● **TASK TO CARRY OUT**
Lines in the records below that contain the word "data" must each be copied.

== STUDY MATERIAL

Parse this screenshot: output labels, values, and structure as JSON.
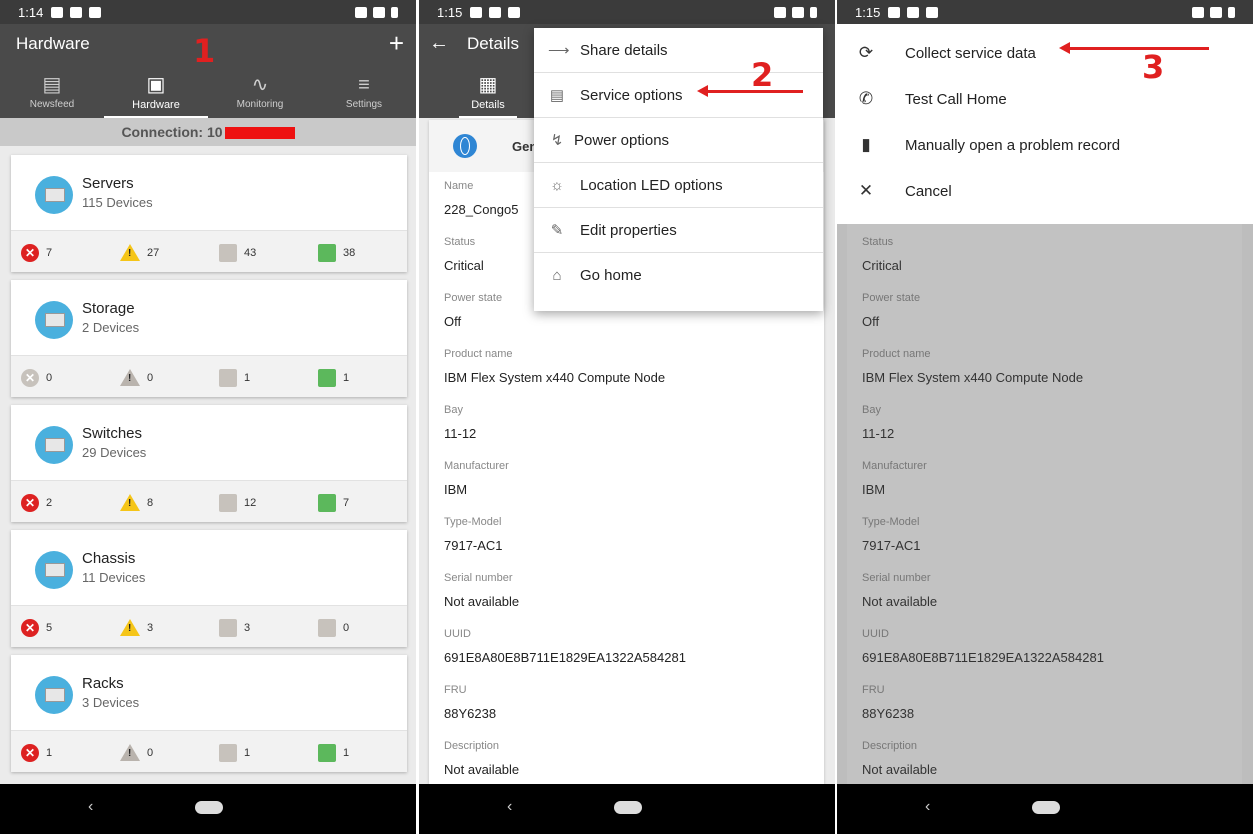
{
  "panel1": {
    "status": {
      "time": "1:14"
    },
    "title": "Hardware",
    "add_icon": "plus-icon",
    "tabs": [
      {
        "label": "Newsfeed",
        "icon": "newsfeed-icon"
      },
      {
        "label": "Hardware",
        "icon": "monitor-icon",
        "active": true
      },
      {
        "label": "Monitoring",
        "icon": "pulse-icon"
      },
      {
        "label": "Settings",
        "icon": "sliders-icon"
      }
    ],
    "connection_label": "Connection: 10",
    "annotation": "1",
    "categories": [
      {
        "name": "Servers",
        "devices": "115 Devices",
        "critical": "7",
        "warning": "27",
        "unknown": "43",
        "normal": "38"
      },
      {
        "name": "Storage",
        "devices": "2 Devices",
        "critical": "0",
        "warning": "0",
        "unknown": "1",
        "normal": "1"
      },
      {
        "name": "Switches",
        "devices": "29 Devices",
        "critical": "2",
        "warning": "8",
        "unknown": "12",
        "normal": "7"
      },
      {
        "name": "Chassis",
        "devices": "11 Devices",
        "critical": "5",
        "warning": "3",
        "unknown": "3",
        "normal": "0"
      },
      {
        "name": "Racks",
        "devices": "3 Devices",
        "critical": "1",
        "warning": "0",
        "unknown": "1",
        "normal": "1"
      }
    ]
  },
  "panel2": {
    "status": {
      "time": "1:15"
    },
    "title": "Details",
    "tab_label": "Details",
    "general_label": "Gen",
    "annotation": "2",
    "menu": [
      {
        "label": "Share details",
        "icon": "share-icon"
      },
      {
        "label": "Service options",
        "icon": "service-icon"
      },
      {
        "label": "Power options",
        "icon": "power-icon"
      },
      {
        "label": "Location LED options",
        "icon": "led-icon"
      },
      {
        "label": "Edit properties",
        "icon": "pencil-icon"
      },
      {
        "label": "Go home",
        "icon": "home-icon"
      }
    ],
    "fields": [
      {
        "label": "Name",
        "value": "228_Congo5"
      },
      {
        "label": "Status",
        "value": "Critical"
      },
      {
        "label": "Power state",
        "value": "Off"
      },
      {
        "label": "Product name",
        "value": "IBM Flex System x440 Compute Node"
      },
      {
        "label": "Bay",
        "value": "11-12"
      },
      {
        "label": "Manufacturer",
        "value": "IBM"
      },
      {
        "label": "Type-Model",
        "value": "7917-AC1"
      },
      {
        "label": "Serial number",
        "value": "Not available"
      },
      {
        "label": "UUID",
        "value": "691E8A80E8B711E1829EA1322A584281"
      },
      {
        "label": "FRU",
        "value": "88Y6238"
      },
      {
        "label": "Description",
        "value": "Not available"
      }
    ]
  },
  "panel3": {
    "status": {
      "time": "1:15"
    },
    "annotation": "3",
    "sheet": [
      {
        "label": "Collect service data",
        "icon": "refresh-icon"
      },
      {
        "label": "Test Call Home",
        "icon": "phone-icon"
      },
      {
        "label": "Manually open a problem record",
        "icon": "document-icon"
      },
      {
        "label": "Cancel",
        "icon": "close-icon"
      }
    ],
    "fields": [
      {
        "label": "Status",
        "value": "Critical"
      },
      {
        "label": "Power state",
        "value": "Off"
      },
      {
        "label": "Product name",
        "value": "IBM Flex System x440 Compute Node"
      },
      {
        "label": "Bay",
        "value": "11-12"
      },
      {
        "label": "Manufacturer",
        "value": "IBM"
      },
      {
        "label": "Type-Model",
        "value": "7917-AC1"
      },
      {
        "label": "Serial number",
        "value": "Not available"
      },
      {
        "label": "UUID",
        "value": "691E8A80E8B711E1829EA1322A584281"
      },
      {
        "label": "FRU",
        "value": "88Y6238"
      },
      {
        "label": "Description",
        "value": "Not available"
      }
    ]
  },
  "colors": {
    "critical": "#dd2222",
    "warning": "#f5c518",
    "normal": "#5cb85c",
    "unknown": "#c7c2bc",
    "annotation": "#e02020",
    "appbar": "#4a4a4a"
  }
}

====
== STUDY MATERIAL

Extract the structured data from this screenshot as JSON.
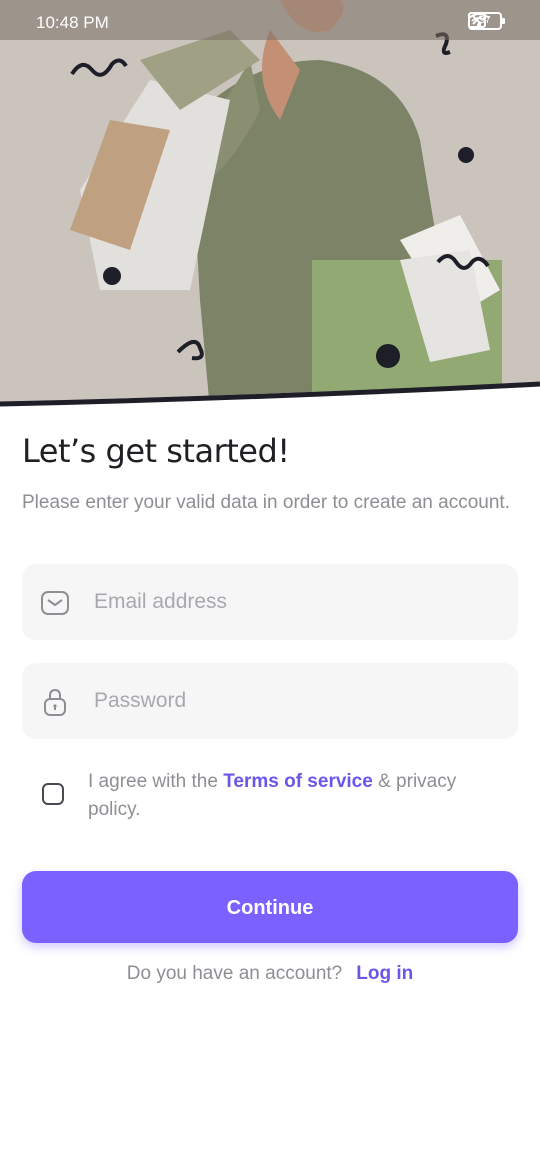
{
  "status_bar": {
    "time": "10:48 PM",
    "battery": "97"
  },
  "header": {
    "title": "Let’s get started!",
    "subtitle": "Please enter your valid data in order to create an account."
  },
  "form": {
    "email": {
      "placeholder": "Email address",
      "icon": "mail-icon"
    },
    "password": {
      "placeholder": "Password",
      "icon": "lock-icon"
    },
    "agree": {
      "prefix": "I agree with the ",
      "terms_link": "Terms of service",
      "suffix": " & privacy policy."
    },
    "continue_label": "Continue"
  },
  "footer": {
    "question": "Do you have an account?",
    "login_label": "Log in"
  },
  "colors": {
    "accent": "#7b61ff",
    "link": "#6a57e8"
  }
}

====

● **WRITTEN ANSWER**
        "label": "Collect service data",
Extract the structured data from this screenshot as JSON.
    "subtitle": "Please enter your valid data in order to create an account."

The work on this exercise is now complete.